TASK INSTRUCTIONS
Where a line below holds the string "title", copy that line.

DATA SUPPLIED
━━━━━━━━

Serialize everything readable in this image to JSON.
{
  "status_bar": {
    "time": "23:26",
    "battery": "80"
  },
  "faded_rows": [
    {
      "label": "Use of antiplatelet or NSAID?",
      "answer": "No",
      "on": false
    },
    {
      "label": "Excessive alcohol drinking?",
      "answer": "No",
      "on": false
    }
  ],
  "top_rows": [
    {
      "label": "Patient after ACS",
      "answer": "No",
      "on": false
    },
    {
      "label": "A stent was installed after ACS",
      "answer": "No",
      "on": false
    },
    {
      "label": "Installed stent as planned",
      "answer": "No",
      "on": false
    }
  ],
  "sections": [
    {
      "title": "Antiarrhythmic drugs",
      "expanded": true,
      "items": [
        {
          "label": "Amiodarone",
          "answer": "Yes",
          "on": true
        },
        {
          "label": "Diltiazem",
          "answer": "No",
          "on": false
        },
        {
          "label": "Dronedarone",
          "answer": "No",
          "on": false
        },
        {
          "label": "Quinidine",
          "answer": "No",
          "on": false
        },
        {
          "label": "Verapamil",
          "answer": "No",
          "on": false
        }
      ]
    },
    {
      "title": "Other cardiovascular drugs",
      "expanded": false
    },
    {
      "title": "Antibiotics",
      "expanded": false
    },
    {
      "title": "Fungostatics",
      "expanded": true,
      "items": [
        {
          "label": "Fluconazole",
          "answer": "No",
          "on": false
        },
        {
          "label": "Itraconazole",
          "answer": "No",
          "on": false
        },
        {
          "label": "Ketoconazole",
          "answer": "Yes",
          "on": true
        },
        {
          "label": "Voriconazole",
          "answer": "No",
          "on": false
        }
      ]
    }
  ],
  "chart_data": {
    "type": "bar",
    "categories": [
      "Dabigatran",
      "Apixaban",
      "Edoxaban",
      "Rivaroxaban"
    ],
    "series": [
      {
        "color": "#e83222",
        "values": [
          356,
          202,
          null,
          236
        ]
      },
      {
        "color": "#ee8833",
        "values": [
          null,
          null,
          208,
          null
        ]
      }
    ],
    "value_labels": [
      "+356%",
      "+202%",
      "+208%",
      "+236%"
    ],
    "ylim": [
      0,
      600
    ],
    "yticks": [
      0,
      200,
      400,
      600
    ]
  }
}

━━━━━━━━

SOLUTION TO THE EXERCISE
      "title": "Antiarrhythmic drugs",
      "title": "Other cardiovascular drugs",
      "title": "Antibiotics",
      "title": "Fungostatics",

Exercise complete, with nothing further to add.